(Component data from apps and pages)

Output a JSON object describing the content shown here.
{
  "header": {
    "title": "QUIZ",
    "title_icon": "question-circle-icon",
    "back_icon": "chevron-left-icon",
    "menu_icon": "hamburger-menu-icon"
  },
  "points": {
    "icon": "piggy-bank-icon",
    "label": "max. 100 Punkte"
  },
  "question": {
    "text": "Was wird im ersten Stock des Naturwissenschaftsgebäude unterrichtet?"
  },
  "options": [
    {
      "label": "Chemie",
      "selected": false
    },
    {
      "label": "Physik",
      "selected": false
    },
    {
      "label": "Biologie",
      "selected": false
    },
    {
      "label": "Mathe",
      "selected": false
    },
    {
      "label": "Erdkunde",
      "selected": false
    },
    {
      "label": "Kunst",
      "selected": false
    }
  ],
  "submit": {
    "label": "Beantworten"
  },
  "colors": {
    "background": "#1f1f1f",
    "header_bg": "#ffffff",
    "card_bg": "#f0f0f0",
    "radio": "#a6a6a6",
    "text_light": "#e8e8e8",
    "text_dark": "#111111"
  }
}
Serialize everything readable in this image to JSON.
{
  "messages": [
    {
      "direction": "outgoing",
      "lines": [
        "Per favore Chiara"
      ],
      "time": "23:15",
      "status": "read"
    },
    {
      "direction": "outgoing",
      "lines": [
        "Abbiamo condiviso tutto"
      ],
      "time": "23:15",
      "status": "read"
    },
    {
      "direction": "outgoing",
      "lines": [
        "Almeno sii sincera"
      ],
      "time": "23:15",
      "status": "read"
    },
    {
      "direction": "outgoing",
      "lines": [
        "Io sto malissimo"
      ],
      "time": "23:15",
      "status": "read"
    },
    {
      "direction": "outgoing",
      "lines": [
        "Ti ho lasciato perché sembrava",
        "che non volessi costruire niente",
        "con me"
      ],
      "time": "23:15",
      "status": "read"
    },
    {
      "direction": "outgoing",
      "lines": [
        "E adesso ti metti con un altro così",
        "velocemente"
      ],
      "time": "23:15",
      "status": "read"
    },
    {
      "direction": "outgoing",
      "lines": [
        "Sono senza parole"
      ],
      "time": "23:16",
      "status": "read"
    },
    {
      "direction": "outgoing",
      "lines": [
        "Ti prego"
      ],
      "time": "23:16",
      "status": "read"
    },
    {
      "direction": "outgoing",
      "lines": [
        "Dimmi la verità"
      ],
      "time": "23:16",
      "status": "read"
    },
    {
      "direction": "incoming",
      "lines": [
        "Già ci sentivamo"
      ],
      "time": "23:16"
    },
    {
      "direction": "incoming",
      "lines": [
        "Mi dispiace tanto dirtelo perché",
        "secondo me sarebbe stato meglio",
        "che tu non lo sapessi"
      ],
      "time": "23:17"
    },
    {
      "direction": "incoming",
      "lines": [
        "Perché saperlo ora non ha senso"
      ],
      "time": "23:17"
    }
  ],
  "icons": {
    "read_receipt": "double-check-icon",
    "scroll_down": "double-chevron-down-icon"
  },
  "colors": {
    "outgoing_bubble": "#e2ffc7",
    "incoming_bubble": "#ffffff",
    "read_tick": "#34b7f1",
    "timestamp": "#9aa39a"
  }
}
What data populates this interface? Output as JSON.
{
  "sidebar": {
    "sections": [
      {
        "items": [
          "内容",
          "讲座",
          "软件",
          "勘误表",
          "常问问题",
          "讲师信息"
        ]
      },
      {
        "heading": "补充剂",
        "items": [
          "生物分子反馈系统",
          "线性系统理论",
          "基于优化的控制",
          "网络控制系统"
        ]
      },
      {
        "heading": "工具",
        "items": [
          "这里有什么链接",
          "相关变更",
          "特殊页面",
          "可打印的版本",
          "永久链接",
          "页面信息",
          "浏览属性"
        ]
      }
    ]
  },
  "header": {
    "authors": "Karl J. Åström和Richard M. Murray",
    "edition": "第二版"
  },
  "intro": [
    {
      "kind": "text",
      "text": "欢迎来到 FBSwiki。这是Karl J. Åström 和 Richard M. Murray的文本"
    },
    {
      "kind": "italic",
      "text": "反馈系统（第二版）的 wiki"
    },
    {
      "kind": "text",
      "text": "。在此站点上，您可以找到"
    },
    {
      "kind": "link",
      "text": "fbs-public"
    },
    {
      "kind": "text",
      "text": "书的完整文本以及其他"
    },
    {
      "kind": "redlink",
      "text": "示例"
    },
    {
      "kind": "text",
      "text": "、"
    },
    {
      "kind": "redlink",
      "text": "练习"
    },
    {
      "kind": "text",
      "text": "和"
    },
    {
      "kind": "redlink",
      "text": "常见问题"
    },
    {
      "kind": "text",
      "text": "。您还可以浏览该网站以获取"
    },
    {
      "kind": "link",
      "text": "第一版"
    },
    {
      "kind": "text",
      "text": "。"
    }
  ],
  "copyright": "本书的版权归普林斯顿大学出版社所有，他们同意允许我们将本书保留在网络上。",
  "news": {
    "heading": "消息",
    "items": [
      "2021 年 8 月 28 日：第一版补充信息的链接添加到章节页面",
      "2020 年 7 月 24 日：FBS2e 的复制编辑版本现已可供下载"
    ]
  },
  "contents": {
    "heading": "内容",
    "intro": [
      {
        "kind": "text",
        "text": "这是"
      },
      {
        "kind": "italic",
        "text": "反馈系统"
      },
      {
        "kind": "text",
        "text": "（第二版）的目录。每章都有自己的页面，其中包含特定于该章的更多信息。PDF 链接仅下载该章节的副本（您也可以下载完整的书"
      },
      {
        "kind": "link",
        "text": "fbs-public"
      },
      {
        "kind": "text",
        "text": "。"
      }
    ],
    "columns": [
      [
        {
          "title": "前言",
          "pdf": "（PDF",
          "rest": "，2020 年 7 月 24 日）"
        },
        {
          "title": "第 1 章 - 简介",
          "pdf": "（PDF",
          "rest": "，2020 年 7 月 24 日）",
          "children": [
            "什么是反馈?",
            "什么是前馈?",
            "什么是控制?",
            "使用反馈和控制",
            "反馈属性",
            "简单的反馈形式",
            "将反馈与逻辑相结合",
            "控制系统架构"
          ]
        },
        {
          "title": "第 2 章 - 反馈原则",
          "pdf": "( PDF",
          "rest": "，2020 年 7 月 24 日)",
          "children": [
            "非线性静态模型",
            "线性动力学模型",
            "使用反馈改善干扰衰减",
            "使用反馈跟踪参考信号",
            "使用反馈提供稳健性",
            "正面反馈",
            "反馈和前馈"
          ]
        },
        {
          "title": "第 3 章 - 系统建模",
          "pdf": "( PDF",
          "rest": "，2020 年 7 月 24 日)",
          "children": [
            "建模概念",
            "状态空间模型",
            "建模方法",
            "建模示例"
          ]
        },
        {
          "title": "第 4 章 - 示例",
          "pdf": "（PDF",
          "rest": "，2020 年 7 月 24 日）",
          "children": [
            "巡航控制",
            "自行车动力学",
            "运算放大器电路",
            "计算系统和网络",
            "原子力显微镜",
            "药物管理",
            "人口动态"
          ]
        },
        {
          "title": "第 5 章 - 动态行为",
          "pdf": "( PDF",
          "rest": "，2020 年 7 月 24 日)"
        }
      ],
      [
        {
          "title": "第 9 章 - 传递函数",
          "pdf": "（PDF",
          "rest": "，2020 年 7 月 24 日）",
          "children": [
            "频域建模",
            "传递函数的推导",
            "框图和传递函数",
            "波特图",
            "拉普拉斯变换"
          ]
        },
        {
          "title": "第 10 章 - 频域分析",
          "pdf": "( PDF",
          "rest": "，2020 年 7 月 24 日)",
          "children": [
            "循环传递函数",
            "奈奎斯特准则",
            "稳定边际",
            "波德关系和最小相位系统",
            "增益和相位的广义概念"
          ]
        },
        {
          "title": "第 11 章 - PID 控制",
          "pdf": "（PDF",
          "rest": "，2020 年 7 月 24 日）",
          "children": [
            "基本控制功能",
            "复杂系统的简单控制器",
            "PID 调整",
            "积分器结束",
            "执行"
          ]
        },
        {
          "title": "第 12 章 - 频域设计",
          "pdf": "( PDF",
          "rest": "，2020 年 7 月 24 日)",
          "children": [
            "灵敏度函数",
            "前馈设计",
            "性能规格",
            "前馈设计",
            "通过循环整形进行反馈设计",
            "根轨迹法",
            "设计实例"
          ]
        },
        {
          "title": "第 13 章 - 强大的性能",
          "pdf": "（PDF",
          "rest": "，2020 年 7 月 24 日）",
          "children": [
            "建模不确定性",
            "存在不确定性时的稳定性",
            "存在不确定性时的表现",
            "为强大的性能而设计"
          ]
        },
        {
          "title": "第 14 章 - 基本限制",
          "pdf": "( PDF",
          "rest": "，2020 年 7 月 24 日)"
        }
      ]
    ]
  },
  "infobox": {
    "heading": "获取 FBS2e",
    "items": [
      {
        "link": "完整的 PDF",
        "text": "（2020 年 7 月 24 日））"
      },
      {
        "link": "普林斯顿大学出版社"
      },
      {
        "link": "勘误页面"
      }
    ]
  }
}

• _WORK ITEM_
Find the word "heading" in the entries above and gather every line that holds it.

• _EXERCISE ANSWER_
        "heading": "补充剂",
        "heading": "工具",
    "heading": "消息",
    "heading": "内容",
    "heading": "获取 FBS2e",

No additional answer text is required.